In September 2012 a planning variation was requested by the developers, to change the proposed development from a 242-room hotel to one with 322 smaller rooms.[9] The proposed variation was opposed by local residents who feared that the fundamental character of the new building would be quite different from what was originally proposed.[10]

The new hotel is to run by the Asia-based hotel group Dorsett Hospitality International, listed on the Hong Kong Stock Exchange.[11] It opened in June, 2014.[12]

See also[edit]


  • Denny, Barbara, Hammersmith and Shepherd's Bush Past, Historical Publications Ltd, London (1995), ISBN 0-948667-32-X
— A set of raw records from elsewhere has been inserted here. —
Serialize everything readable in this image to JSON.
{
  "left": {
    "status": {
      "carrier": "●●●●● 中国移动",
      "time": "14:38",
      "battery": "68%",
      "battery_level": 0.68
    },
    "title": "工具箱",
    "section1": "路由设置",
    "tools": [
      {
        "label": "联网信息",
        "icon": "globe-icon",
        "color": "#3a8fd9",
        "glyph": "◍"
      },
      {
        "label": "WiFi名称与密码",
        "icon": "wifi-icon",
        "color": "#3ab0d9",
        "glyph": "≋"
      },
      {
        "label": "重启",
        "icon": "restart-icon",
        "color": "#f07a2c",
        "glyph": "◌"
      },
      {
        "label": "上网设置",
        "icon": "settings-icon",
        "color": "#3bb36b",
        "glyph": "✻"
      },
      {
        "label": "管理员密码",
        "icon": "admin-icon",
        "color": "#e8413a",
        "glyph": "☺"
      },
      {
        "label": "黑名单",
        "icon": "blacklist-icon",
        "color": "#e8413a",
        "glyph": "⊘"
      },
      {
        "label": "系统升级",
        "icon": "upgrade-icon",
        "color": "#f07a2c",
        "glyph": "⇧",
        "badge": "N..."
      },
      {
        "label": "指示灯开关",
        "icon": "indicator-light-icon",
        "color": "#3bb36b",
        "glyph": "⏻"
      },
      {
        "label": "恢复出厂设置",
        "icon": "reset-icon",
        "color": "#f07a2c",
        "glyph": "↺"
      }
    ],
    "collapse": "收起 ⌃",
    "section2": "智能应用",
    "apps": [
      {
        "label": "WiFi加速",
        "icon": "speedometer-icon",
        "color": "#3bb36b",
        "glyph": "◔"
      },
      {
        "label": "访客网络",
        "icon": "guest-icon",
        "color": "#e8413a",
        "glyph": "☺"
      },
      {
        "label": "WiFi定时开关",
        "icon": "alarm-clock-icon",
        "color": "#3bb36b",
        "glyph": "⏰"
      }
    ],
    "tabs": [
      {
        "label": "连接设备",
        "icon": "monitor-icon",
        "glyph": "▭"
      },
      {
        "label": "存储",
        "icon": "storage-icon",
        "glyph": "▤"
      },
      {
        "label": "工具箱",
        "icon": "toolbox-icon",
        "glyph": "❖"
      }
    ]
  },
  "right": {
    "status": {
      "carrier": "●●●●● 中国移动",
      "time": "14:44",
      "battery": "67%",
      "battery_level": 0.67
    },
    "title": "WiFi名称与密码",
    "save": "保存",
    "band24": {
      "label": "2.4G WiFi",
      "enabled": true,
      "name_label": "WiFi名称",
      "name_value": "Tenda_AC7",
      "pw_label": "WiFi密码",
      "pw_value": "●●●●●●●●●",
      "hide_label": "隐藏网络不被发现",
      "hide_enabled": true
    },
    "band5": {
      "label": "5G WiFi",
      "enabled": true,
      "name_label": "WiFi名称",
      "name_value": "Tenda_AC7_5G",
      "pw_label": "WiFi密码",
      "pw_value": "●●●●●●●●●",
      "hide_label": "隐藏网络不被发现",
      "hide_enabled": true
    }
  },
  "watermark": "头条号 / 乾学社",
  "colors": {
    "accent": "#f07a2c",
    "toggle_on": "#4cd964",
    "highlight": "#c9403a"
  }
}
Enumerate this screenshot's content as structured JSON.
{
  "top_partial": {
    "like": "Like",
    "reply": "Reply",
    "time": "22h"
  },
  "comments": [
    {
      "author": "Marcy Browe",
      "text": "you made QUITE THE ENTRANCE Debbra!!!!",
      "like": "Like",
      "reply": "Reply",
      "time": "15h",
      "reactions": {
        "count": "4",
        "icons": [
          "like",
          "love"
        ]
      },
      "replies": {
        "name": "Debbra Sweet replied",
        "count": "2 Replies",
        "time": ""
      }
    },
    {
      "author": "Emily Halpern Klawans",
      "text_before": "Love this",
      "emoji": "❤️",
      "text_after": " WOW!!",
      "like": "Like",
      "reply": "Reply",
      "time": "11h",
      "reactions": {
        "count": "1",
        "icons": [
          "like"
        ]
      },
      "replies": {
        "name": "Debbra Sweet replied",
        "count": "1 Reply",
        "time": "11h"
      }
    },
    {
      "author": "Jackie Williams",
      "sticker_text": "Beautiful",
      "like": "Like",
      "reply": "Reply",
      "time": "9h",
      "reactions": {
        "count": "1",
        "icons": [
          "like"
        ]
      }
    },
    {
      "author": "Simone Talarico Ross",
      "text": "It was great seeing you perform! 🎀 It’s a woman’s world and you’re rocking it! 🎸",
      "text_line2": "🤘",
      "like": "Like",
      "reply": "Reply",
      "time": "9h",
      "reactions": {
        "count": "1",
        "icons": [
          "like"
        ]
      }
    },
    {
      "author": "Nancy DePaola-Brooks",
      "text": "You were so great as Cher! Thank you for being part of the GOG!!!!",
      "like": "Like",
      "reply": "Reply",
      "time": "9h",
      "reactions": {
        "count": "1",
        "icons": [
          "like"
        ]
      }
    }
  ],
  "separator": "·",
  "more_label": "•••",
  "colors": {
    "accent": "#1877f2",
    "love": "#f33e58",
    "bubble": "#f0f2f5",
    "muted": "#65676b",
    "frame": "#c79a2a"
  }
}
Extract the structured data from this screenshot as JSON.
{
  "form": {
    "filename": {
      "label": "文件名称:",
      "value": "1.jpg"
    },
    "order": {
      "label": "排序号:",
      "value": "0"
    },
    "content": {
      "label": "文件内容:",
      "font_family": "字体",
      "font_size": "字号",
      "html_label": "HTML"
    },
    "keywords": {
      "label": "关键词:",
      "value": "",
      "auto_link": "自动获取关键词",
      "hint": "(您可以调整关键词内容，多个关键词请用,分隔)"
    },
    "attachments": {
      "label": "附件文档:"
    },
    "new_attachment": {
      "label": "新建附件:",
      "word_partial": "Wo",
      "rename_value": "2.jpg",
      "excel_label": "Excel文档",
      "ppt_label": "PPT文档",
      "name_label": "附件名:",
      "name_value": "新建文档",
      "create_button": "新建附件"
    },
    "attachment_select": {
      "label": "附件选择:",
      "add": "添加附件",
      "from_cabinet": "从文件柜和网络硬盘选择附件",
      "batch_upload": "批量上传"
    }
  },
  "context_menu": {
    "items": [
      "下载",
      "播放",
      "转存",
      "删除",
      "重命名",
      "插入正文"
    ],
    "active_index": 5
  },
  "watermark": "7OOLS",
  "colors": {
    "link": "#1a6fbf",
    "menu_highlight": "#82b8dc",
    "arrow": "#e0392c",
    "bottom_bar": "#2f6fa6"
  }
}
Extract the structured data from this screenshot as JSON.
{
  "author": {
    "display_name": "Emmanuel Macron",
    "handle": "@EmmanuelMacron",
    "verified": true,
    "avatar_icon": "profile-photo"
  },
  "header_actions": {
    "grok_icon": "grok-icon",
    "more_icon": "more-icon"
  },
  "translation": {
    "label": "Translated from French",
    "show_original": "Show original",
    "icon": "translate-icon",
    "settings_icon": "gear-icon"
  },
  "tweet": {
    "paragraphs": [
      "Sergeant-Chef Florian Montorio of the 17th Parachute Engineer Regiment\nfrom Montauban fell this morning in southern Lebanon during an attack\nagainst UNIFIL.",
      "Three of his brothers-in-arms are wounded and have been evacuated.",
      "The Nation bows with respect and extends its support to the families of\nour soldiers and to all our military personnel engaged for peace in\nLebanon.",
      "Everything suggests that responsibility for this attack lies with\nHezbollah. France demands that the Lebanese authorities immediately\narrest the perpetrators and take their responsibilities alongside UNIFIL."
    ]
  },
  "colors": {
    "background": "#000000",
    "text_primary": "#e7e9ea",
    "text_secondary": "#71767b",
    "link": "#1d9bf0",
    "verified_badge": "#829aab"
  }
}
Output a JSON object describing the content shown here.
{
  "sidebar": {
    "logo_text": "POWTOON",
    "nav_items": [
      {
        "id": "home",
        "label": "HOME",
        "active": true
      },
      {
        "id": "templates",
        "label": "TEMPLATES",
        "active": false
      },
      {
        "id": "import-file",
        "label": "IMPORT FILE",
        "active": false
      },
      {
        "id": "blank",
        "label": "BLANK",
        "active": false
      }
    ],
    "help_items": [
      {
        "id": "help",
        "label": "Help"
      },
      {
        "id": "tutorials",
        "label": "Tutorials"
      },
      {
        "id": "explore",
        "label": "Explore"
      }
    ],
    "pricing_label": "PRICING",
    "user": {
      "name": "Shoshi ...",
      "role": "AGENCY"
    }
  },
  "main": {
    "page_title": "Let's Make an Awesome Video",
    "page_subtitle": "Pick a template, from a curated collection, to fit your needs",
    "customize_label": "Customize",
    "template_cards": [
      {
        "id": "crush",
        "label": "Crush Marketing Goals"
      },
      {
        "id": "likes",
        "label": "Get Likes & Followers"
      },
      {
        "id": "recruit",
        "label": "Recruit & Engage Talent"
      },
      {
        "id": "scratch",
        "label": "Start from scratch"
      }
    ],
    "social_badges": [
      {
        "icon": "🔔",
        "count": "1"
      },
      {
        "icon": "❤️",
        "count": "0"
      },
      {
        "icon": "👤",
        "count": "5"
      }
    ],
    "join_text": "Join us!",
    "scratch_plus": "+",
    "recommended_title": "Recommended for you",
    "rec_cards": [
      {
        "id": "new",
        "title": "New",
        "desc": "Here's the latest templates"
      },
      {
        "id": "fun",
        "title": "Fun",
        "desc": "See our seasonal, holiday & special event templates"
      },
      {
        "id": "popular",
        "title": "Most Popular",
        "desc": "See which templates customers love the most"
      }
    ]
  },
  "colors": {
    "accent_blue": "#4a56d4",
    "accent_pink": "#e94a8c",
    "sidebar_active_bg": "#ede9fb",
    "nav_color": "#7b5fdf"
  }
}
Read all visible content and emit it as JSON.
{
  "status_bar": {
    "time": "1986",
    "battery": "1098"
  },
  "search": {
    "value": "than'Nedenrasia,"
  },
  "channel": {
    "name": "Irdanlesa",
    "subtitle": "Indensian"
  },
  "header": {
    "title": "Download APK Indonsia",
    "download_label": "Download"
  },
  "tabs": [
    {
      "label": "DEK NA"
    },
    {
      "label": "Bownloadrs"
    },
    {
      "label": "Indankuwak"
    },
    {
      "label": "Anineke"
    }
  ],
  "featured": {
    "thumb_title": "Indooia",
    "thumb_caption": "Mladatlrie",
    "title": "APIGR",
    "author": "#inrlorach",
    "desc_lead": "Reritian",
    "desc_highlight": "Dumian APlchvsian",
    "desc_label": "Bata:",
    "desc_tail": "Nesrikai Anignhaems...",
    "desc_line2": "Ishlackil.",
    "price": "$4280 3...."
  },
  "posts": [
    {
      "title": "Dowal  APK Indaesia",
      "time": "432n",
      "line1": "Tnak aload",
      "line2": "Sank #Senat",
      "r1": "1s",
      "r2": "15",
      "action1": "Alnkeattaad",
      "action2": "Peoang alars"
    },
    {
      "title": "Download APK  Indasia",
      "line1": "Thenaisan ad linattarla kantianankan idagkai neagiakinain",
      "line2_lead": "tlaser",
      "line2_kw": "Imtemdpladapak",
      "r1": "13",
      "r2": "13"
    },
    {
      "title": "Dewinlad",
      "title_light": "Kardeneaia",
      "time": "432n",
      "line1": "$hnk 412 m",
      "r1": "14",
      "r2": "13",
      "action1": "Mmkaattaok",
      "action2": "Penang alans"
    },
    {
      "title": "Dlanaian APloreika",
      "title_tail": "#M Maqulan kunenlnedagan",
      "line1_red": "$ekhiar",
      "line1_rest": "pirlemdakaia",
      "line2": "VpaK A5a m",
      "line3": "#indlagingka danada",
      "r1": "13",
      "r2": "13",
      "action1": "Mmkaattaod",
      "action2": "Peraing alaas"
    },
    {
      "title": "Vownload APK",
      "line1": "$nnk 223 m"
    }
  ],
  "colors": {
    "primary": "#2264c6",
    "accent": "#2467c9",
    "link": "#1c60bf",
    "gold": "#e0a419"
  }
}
  1. ^ a b "Shepherd's Bush Pavilion in London, GB". Cinema Treasures. Retrieved 2016-10-21. 
  2. ^ a b c d e f "Shepherds Bush's Local Web site". Retrieved 2016-10-21. 
  3. ^ Denny, p.99
  4. ^ "Shepherds Bush's Local Web site". Retrieved 2016-10-21. 
  5. ^ Denny, p.101
  6. ^ "Shepherd's Bush Pavilion Hotel". Flanagan Lawrence. Retrieved 2016-10-21. 
  7. ^ Underwood, Chris (2012-02-29). "Shepherd's Bush: Shepherd's Bush Pavilion starts next month". Retrieved 2016-10-21. 
  8. ^ "Ardmore wins £25m Shepherd's Bush hotel – Builders' Merchants News". 2012-02-28. Retrieved 2016-10-21. 
  9. ^ [1]
  10. ^ Underwood, Chris (2012-10-11). "Shepherd's Bush: Hotel developers outsmart Council with revised application". Retrieved 2016-10-21. 
  11. ^ "Dorsett Shepherds Bush". Londontown.vom. Retrieved 2016-10-21. 
  12. ^ Marcus, Lilit (2016-10-17). "Hotels: Reviews, News and Ratings – Condé Nast Traveler". Retrieved 2016-10-21. 

External links[edit]

Coordinates: 51°30′14″N 0°13′28″W / 51.5040°N 0.2244°W / 51.5040; -0.2244